    13. J. Atsu Amegashie, 2019. "Citations and Incentives in Academic Contests," CESifo Working Paper Series 7890, CESifo Group Munich.
    14. Flores-Szwagrzak, Karol & Treibich, Rafael, 2015. "Co-authorship and the Measurement of Individual Productivity," Discussion Papers of Business and Economics 17/2015, University of Southern Denmark, Department of Business and Economics.
    15. repec:eee:infome:v:11:y:2017:i:2:p:455-465 is not listed on IDEAS
    16. Kim-Sau Chung & Meng-Yu Liang & Melody Lo, 2018. "On the Information Contents of Indirect Citations," IEAS Working Paper : academic research 18-A008, Institute of Economics, Academia Sinica, Taipei, Taiwan.
    17. Diyi Li & Cory Koedel, 2016. "Representation and Salary Gaps by Race/Ethnicity and Gender at Selective Public Universities," Working Papers 1613, Department of Economics, University of Missouri, revised Apr 2017.
    18. Georg, Co-Pierre & Opolot, Daniel C. & Rose, Michael E., 2017. "Informal intellectual collaboration with central colleagues," Kiel Working Papers 2084, Kiel Institute for the World Economy (IfW).
    19. repec:eee:infome:v:12:y:2018:i:2:p:510-517 is not listed on IDEAS

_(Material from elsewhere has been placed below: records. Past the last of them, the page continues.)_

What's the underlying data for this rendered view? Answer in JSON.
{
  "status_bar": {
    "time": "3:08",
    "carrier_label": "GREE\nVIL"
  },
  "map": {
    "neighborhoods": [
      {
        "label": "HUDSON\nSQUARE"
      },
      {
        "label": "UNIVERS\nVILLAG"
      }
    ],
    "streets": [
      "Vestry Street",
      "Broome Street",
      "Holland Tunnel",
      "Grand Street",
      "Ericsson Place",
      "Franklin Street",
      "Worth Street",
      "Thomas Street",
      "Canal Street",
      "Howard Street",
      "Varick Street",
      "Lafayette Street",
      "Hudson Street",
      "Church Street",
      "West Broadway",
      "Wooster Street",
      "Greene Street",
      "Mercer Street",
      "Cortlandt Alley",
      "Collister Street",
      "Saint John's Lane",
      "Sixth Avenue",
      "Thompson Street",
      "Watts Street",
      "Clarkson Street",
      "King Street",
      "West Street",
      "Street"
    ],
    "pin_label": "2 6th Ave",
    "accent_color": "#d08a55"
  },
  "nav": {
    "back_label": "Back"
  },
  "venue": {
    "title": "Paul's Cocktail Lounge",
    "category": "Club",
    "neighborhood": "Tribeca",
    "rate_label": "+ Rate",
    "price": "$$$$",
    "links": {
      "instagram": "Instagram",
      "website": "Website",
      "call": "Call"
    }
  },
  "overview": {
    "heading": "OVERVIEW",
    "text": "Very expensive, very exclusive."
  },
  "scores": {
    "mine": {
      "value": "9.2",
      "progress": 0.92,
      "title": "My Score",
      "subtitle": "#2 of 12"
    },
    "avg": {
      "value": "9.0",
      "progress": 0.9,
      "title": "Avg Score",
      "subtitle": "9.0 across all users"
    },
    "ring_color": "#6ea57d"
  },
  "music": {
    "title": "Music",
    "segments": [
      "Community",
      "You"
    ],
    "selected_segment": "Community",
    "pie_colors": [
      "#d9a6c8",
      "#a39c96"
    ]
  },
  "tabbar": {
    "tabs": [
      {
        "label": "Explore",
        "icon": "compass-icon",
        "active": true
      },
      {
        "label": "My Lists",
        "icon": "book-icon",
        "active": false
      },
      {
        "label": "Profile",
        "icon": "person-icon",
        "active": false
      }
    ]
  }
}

    More about this item

    JEL classification:

    • A14 - General Economics and Teaching - - General Economics - - - Sociology of Economics
    • C43 - Mathematical and Quantitative Methods - - Econometric and Statistical Methods: Special Topics - - - Index Numbers and Aggregation

    NEP fields

    This paper has been announced in the following NEP Reports:

    Statistics

    Access and download statistics

    Corrections

    All material on this site has been provided by the respective publishers and authors. You can help correct errors and omissions. When requesting a correction, please mention this item's handle: RePEc:wrk:wcreta:08. See general information about how to correct material in RePEc.

    For technical questions regarding this item, or to correct its authors, title, abstract, bibliographic or download information, contact: (Margaret Nash). General contact details of provider: http://edirc.repec.org/data/dewaruk.html .

    If you have authored this item and are not yet registered with RePEc, we encourage you to do it here. This allows to link your profile to this item. It also allows you to accept potential citations to this item that we are uncertain about.

    If CitEc recognized a reference but did not link an item in RePEc to it, you can help with this form .

    If you know of missing items citing this one, you can help us creating those links by adding the relevant references in the same way as above, for each refering item. If you are a registered author of this item, you may also want to check the "citations" tab in your RePEc Author Service profile, as there may be some citations waiting for confirmation.

    Please note that corrections may take a couple of weeks to filter through the various RePEc services.

    IDEAS is a RePEc service hosted by the Research Division of the Federal Reserve Bank of St. Louis . RePEc uses bibliographic data supplied by the respective publishers.